A handful of Pakora

A handful of Pakora

The station in Jalgaon is small in comparison to the Victorian grandeur of Chattrapati Shivaji in Mumbai. Three sleepy platforms, attendants sprawled head to toe against the dusty outbuildings while the pakora vendors heat oil for the first batch of the day. Even the flies seem slow and disinterested.

The clipped voice of a woman, the same as can be heard in every station across the country, repeats departure announcements over and over, first in Hindi, then English, until they lose meaning and become tone poems celebrating destinations unknown.

2621 Chatabadi Express to Bhopal 8 hour fifteen minute departing.
8601 Darjeeling Mail to Varanasi 8 hour twenty minute departing.

I'm still teetering from my bout of food poisoning the day before, and I blink in the harsh glare of the morning sun. The temperature is pushing thirty and it’s barely gone eight. On the far side of the tracks, behind the hodgepodge of crumbling station buildings comes the scattered honking of the swarming rickshaws at the main entrance, mingled with the sounds of the market beyond.
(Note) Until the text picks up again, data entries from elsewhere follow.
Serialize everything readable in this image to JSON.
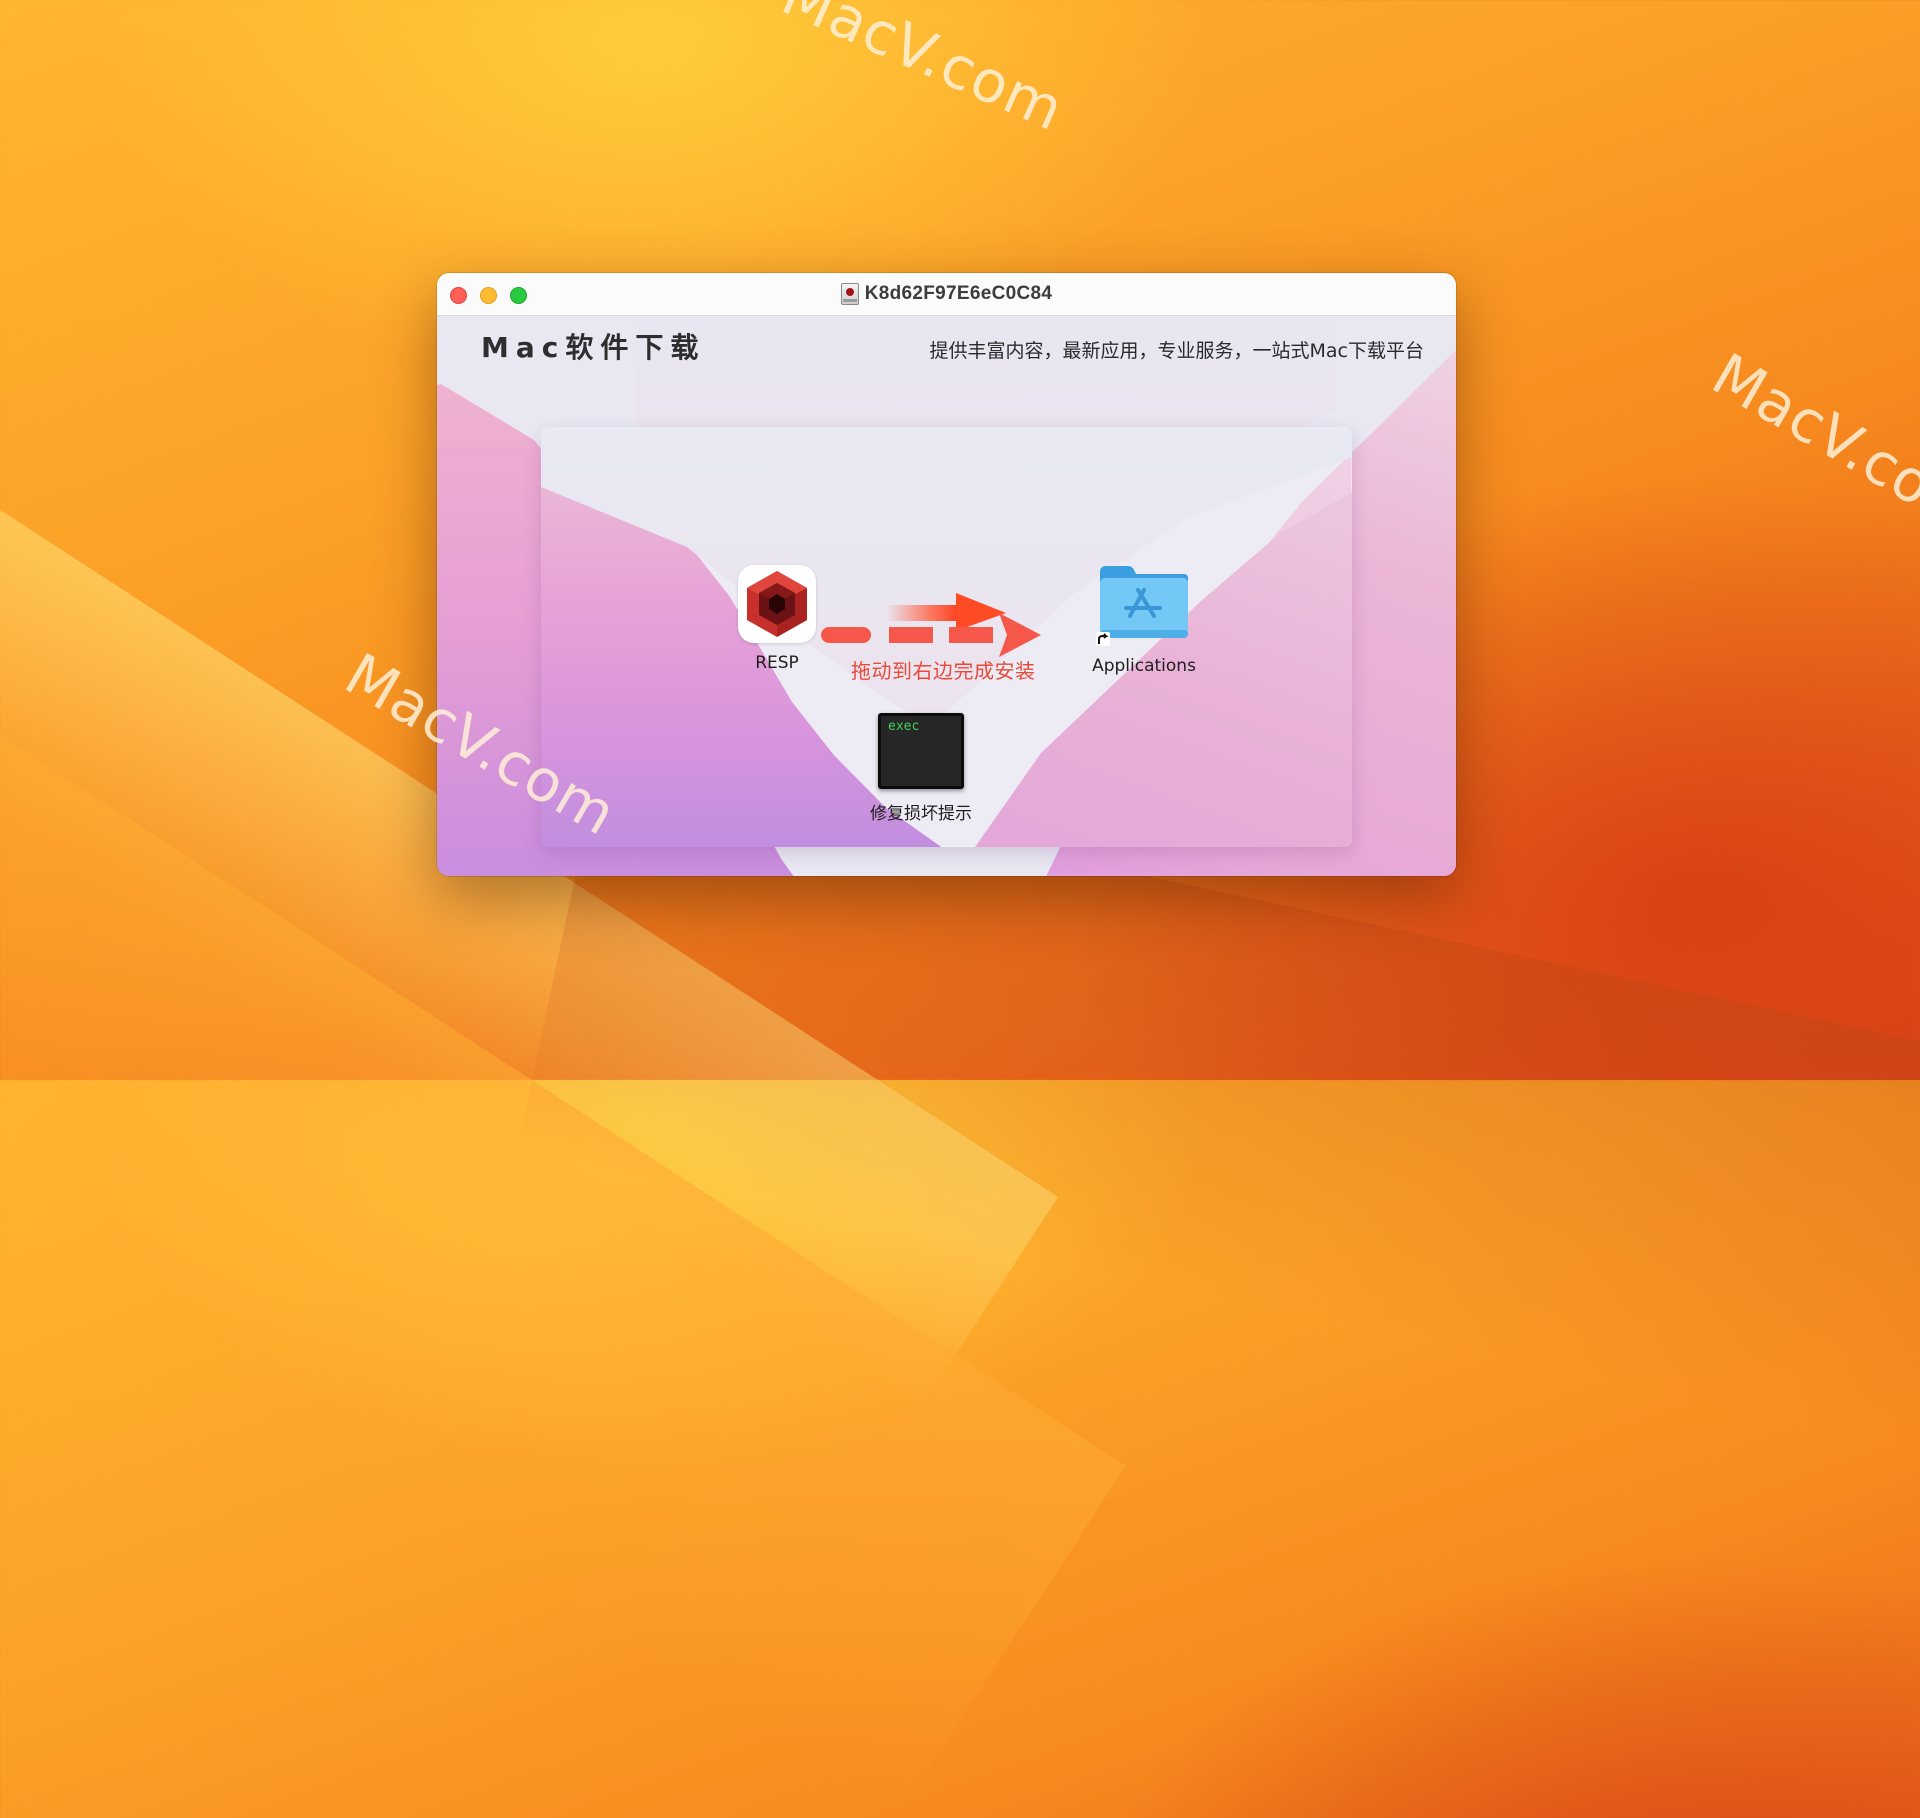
{
  "desktop": {
    "watermarks": [
      "MacV.com",
      "MacV.co",
      "MacV.com"
    ]
  },
  "window": {
    "title": "K8d62F97E6eC0C84",
    "title_icon": "disk-image-icon",
    "traffic_lights": {
      "close_color": "#fe5f57",
      "minimize_color": "#febc2e",
      "maximize_color": "#28c840"
    }
  },
  "header": {
    "title": "Mac软件下载",
    "subtitle": "提供丰富内容，最新应用，专业服务，一站式Mac下载平台"
  },
  "installer": {
    "app": {
      "label": "RESP",
      "icon": "resp-app-icon"
    },
    "target": {
      "label": "Applications",
      "icon": "applications-folder-icon"
    },
    "instruction": "拖动到右边完成安装",
    "instruction_color": "#e84a3a",
    "repair": {
      "label": "修复损坏提示",
      "icon_text": "exec",
      "icon": "exec-terminal-icon"
    }
  }
}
With a rumble that drowns out the rickshaws, a train draws into view and, in a second, the vendors are up and moving with purpose. They sweep up baskets of snacks, piles of tiffins, pots and mugs and swing themselves aboard before it has pulled to a stop, to ply their wares of chips and chai, locks and trinkets as they yell their slogans at the top of their voices. “Chai-wallah chai, ah, garam chai, masala chai, chai, chai, ah, chai-wallah chai.”

Pakoras are dunked in sizzling oil and the smell of deep fried batter mingles with the stench of cow shit and human sweat. This train has the same number as the one I'm to catch, and what appears to be the same destination hand painted in light-blue letters on the side. It is on the opposite platform.

I stand, swing my backpack up, and ponder whether I need to hoof it across the footbridge. “You’re going to Chittaurgarh, sir? Not that train, sir. This platform. Two trains cross. The same number, but one goes up and the other down,” says a bespectacled man who has appeared at my elbow. After barely two weeks in the country, I have developed a healthy sense of scepticism in regard to any directions, instructions, guidance, help or support given to me by anyone.

Romans have elevated the robbery of tourists into an art form as revered as the works of Puccini or Rossini: a beautiful theatre of spilled drinks, swapped tables and waiters in collusion with the pickpockets. Even the most opportunistic of Southeast Asian scammer will attempt to fleece you with a grin, “the temple is closed today, mister.” It’s very different here, where there’s an edge, and a real sense of desperation that underlies these transactions. You harden too quickly. Shut off too soon.

“Thank you,” I say, and turn my back on him as I try and decipher the platform information on the crumpled scrap of paper that is my ticket. He is right. I sit back down. “What country you are from, sir?” asks the man, and this is always the second question. I tell him Australia, and he smiles broadly, “I have just been there, to Sydney.” I am surprised, and it must show on my face, because he rushes to explain, “my bank had a conference there. World-wide. They sent a few people from India. My bank was chosen.” I ask him how he found Sydney, “it is a beautiful city, but empty. I would walk at night and see empty streets, empty shops. I felt alone.”

We stand and watch the hive of activity across the platform. “In India, connectivity is no problem,” he says, and he’s right. There is usually a train running from whatever part of the country you are in to wherever you need to get to. It’s capacity that is the issue. For a country teeming with people, any infrastructure built around moving them from one point to another must have capacity and flexibility that would make most Western transport planners go weak at the knees. The trains are full, the buses are full, the share jeeps weave delicate patterns around the cows milling in the street, and those unlucky enough not to have a seat inside the car cling to the running boards, the doors, or anywhere a handhold can be found.

But connectivity is not a problem, and right on time the train to Chittaurgarh grinds to a halt. I bid the banker goodbye, and pull myself aboard. The cabin is full, the odd bunk here and there still folded, but most are occupied by families sitting cross-legged, children on their laps. The floor is covered with food scraps and rubbish, and a child with a tangle of stumps, rather than legs, pulls himself along the floor of the carriage, sweeping a filthy cleaning cloth ineffectually with one arm. The other is used to reach for handholds, and to pull himself forward. Passengers push him aside with their feet as they shove luggage onto racks, before bending down to continue their negotiation with drink vendors through the windows of the carriage. There is a shudder, the train lurches into motion, and the boy grabs at my ankle.

We clear the platform and, as the last of the vendors swing themselves back down off the train and begin the walk back to the shade of the station, I notice that the walls of huts facing the tracks have been covered in hand-painted advertising slogans. Sandwiched between a freshly painted Tata Indicom logo and a whitewashed advertisement for locally manufactured bicycles, is a faded blue and gold slogan for what appears to be an energy drink: 2Tough - Strength is life, weakness is death.

The boy is still holding my leg, and he cups a hand and places it on my knee. There are Taj shaped haystacks in the fields, and it is hot.